Installing a Trailer Hitch

By Brian Duley

The purpose of this page is to give the reader an ideas about installing a trailer hitch on a 1990-1996 Nissan 300ZX. I welded my hitch so I could remove the receiver when not in use and you could not tell that the car has a trailer hitch. I use mine to tow a 3 seater 94 SeaDoo personal watercraft or a bike rack that will hold 3 to 4 mountain bikes.

You can still see the liscense plate from the rear. The plate is slightly tilted up.

Rear view with receiver in

Plate up

Plate up with receiver in

With the plate up you can see the receiver. I also have a lock for the receiver to prevent the theaft of an unatted trailer or bick rack. The soldering iron was used to cut the hole in the rear bumper cover.

Hinges, Receiver, and Lock

The hitch bolts directly the holes for the tow hooks. You can also see the wires for the trailer lights. There is a light adaptor that converts a seperate brake and turn signal system into a single bulb system that is on most trailers. The exhaust has to be unbolted to install the hitch on the car.

Hitch bolted to frame

Here is a drawing of the hitch with some aproximate length

Computer aided designed hitch

Here is the final result. I am headig out to Lake Austin for a day of watersports on my 94 SeaDoo GTX.

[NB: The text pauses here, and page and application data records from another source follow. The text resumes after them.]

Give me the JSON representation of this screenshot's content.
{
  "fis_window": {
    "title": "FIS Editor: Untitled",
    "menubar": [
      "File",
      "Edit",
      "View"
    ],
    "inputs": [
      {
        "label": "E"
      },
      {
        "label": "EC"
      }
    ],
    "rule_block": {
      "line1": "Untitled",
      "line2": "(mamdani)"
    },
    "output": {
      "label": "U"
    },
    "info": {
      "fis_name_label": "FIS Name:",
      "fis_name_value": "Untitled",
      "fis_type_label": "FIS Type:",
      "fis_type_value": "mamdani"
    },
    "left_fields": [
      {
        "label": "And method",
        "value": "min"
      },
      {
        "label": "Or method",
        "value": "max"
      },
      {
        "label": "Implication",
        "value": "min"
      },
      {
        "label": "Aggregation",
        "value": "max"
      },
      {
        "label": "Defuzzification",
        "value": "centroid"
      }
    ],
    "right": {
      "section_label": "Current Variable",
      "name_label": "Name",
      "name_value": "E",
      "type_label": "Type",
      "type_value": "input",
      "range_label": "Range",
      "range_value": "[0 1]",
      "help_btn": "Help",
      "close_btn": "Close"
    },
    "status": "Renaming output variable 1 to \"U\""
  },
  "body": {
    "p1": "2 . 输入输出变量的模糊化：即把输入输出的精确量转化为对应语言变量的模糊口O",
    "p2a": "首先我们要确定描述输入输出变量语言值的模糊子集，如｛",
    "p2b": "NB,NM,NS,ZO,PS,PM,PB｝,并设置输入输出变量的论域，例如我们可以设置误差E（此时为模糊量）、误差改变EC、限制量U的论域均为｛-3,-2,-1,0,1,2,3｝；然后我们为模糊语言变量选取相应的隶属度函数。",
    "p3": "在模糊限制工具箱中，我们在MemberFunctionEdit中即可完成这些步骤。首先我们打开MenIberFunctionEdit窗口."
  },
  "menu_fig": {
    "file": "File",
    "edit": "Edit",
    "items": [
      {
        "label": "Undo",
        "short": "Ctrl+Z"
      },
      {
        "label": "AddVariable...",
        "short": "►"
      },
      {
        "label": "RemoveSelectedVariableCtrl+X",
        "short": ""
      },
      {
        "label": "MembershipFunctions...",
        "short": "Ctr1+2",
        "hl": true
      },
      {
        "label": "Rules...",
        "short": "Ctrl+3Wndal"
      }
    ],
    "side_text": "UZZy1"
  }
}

As far as towing, my car works well and has plenty of power (400+ hp) and breaking ability. I believe the owner's manual recommends 1000 lbs. max trailer weight and 10% tongue weight (100 lbs. max). My SeaDoo is about 600 lbs. and the trailer is about 200 lbs. As long as you are within these limits you should have no problem.

Last update: 1/13/98